> EXERCISE INSTRUCTIONS
Search the records for the word "Futures". Copy every line where it appears.
[DATA PROVIDED Boundary: Start]
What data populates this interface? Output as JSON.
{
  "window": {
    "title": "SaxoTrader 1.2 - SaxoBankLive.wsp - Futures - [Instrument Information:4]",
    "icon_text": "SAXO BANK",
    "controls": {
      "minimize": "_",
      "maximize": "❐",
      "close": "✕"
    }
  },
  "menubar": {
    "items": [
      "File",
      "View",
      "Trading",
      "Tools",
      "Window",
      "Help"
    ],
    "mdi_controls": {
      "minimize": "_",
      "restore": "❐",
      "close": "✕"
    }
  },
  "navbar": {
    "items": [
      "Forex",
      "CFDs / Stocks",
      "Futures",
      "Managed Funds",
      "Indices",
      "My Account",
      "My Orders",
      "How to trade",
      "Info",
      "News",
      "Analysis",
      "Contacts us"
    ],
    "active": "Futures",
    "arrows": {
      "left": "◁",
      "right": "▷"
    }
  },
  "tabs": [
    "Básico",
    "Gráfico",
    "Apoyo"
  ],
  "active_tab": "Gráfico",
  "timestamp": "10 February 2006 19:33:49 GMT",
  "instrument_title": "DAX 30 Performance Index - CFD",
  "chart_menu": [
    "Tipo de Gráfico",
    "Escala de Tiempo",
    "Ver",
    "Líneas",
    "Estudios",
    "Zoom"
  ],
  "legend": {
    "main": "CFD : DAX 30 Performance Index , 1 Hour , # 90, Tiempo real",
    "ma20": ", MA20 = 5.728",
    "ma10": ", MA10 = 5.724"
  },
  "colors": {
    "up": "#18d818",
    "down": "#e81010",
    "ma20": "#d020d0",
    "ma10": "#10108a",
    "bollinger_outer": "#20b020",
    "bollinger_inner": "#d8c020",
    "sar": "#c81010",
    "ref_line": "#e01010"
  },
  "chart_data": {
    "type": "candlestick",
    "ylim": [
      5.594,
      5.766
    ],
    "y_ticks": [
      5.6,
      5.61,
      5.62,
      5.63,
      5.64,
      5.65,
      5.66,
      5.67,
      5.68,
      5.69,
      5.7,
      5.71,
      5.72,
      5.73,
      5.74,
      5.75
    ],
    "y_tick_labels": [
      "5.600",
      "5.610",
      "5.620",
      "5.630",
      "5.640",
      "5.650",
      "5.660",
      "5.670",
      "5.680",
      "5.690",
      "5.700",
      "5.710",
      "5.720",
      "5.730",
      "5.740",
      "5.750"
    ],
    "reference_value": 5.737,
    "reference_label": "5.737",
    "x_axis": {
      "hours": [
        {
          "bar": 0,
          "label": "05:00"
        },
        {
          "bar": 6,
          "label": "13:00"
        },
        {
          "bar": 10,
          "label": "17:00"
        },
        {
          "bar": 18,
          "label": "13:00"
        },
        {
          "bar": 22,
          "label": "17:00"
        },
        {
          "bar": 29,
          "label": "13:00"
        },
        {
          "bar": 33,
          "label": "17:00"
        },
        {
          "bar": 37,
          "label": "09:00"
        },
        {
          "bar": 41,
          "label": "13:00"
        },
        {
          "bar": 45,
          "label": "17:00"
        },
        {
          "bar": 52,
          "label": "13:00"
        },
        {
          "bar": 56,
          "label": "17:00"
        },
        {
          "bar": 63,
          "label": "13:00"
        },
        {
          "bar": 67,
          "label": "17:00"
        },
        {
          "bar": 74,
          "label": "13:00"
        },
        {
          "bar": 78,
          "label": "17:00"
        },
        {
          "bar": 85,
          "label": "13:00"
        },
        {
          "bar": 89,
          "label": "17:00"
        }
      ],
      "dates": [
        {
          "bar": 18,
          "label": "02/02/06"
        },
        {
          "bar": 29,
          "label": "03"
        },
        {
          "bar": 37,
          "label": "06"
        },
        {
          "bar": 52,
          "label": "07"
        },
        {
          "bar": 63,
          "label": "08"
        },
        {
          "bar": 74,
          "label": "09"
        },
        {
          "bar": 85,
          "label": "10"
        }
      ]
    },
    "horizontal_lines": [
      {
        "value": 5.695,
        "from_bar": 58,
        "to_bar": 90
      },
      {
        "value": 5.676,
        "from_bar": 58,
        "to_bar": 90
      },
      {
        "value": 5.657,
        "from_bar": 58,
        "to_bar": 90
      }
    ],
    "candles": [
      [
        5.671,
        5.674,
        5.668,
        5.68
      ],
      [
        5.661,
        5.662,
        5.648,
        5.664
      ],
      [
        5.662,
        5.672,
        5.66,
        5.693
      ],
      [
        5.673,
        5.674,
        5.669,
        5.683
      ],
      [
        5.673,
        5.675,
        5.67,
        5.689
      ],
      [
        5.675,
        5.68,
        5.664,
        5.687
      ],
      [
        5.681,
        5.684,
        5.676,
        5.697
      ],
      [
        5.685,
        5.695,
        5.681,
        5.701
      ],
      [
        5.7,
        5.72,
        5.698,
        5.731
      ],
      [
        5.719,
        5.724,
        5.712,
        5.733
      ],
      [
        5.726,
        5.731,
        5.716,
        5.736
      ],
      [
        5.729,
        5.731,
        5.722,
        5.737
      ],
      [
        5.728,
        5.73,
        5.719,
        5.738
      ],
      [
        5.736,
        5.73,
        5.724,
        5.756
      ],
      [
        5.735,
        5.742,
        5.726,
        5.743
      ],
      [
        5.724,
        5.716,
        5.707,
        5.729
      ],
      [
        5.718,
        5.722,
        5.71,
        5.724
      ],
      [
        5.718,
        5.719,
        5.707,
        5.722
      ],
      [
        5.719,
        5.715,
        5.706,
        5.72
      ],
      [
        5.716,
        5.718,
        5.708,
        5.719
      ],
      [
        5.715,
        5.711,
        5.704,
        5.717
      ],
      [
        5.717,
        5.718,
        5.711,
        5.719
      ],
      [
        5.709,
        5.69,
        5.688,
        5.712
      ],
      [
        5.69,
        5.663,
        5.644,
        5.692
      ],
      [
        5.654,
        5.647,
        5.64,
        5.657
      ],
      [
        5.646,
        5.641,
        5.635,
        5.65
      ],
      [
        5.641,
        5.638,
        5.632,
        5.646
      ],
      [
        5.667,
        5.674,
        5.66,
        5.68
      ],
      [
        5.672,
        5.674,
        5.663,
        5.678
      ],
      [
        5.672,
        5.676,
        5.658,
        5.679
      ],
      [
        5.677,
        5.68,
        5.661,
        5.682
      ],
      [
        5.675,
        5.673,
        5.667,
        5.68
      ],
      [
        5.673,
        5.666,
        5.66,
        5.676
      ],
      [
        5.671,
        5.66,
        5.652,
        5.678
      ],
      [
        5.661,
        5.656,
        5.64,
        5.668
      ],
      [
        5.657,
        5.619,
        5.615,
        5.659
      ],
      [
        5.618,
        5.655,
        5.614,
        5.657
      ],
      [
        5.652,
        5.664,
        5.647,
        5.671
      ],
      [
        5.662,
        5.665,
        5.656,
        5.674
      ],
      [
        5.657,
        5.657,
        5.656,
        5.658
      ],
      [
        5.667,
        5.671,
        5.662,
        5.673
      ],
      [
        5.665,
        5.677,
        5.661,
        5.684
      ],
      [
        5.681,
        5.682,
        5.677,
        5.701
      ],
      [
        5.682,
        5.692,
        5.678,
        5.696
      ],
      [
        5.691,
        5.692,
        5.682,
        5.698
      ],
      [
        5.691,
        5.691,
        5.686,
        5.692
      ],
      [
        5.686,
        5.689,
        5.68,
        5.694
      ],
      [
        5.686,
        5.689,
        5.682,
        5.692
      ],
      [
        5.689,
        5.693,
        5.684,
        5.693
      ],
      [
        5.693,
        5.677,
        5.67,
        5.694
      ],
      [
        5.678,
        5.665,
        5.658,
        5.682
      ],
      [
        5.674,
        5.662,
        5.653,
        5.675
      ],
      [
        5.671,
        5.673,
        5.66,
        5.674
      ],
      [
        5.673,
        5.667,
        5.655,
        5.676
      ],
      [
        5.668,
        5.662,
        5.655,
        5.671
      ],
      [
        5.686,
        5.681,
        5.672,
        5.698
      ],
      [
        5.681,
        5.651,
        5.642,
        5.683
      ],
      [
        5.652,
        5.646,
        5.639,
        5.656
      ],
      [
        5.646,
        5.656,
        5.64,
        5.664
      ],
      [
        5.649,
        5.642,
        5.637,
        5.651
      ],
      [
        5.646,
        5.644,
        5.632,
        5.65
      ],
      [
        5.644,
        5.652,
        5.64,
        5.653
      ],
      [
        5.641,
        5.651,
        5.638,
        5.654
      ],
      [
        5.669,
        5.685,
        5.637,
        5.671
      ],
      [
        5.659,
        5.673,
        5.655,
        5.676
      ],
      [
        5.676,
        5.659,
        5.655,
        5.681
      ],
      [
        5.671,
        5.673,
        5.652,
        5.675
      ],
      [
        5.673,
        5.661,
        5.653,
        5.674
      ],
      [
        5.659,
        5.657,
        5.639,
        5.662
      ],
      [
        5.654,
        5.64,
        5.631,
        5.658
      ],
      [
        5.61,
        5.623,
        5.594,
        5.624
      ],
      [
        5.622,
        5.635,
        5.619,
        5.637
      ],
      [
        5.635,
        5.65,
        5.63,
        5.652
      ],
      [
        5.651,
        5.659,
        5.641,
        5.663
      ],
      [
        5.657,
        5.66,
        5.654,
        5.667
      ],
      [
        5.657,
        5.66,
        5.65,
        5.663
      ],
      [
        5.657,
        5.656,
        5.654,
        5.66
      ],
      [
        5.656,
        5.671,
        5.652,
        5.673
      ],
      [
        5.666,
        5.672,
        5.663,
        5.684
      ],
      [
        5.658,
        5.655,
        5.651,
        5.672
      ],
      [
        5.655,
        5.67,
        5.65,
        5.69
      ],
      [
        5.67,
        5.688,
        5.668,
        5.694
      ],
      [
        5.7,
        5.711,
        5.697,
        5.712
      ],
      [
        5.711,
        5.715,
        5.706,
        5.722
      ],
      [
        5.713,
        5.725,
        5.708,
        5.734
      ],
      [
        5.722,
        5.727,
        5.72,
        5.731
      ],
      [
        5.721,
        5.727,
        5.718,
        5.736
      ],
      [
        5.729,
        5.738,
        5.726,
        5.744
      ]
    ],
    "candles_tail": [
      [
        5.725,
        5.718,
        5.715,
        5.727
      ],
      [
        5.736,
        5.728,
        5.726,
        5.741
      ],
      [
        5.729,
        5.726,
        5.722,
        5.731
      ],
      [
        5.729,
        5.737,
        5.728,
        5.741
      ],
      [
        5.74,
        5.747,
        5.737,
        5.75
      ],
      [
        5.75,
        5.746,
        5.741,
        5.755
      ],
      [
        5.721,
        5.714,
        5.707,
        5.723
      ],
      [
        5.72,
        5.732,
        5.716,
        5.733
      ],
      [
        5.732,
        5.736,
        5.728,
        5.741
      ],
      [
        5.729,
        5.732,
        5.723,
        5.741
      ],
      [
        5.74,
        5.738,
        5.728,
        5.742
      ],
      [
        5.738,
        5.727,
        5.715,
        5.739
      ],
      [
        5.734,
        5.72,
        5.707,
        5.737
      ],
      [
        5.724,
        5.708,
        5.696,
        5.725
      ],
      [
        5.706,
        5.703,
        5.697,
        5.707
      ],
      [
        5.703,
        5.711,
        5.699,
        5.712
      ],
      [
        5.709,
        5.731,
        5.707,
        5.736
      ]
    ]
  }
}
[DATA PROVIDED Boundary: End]
> TASK OUTPUT
    "title": "SaxoTrader 1.2 - SaxoBankLive.wsp - Futures - [Instrument Information:4]",
      "Futures",
    "active": "Futures",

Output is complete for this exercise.